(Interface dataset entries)
--------------------
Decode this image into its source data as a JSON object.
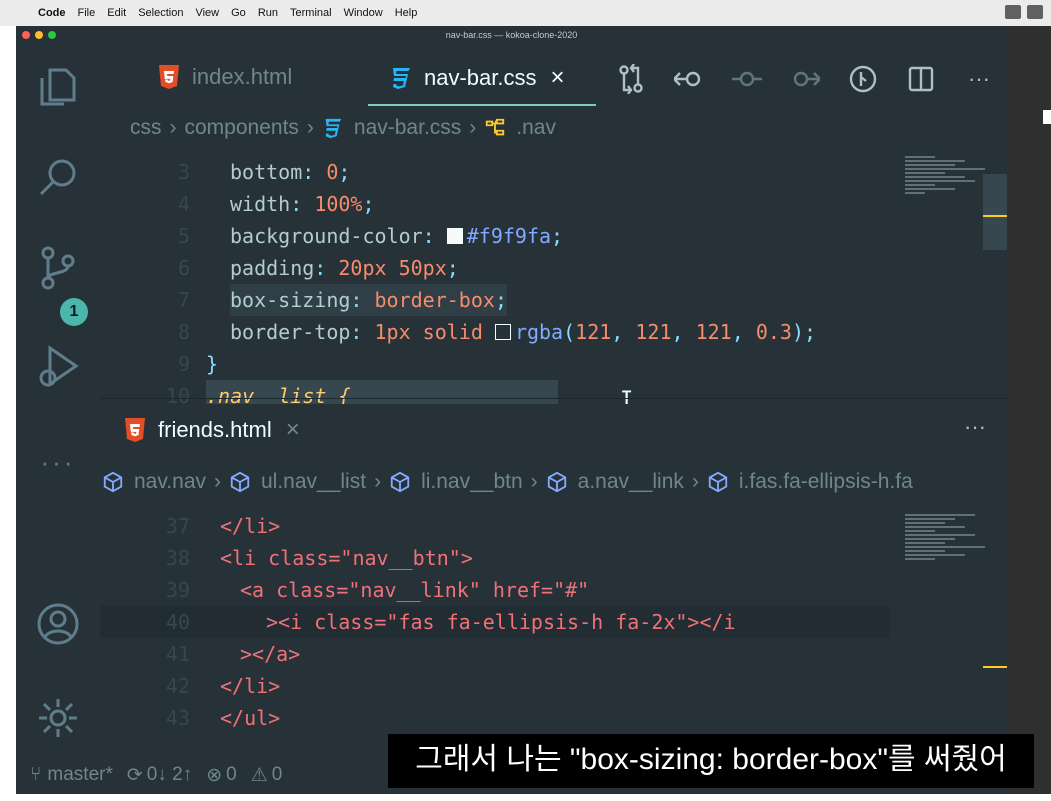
{
  "menubar": {
    "items": [
      "Code",
      "File",
      "Edit",
      "Selection",
      "View",
      "Go",
      "Run",
      "Terminal",
      "Window",
      "Help"
    ]
  },
  "window": {
    "title": "nav-bar.css — kokoa-clone-2020"
  },
  "activity": {
    "scm_badge": "1"
  },
  "top_group": {
    "tabs": [
      {
        "label": "index.html",
        "icon": "html5-icon",
        "active": false
      },
      {
        "label": "nav-bar.css",
        "icon": "css3-icon",
        "active": true,
        "close": "×"
      }
    ],
    "breadcrumb": [
      "css",
      "components",
      "nav-bar.css",
      ".nav"
    ],
    "lines": [
      {
        "n": "3",
        "prop": "bottom",
        "val": "0"
      },
      {
        "n": "4",
        "prop": "width",
        "val": "100%"
      },
      {
        "n": "5",
        "prop": "background-color",
        "val": "#f9f9fa"
      },
      {
        "n": "6",
        "prop": "padding",
        "val": "20px 50px"
      },
      {
        "n": "7",
        "prop": "box-sizing",
        "val": "border-box"
      },
      {
        "n": "8",
        "prop": "border-top",
        "val": "1px solid",
        "fn": "rgba",
        "args": [
          "121",
          "121",
          "121",
          "0.3"
        ]
      },
      {
        "n": "9",
        "close": "}"
      },
      {
        "n": "10",
        "peek": ".nav__list {"
      }
    ]
  },
  "bottom_group": {
    "tab": {
      "label": "friends.html",
      "icon": "html5-icon",
      "close": "×"
    },
    "more": "···",
    "breadcrumb": [
      "nav.nav",
      "ul.nav__list",
      "li.nav__btn",
      "a.nav__link",
      "i.fas.fa-ellipsis-h.fa"
    ],
    "lines": [
      {
        "n": "37",
        "code": "</li>"
      },
      {
        "n": "38",
        "code": "<li class=\"nav__btn\">"
      },
      {
        "n": "39",
        "code": "<a class=\"nav__link\" href=\"#\""
      },
      {
        "n": "40",
        "code": "><i class=\"fas fa-ellipsis-h fa-2x\"></i"
      },
      {
        "n": "41",
        "code": "></a>"
      },
      {
        "n": "42",
        "code": "</li>"
      },
      {
        "n": "43",
        "code": "</ul>"
      }
    ]
  },
  "statusbar": {
    "branch": "master*",
    "sync": "0↓ 2↑",
    "errors": "0",
    "warnings": "0"
  },
  "subtitle": "그래서 나는 \"box-sizing: border-box\"를 써줬어",
  "colors": {
    "editor_bg": "#263238",
    "accent": "#80cbc4",
    "badge": "#4db6ac",
    "scroll_mark": "#ffca28"
  }
}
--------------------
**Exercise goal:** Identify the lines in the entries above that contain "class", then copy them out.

**Completed task:**
        "code": "<li class=\"nav__btn\">"
        "code": "<a class=\"nav__link\" href=\"#\""
        "code": "><i class=\"fas fa-ellipsis-h fa-2x\"></i"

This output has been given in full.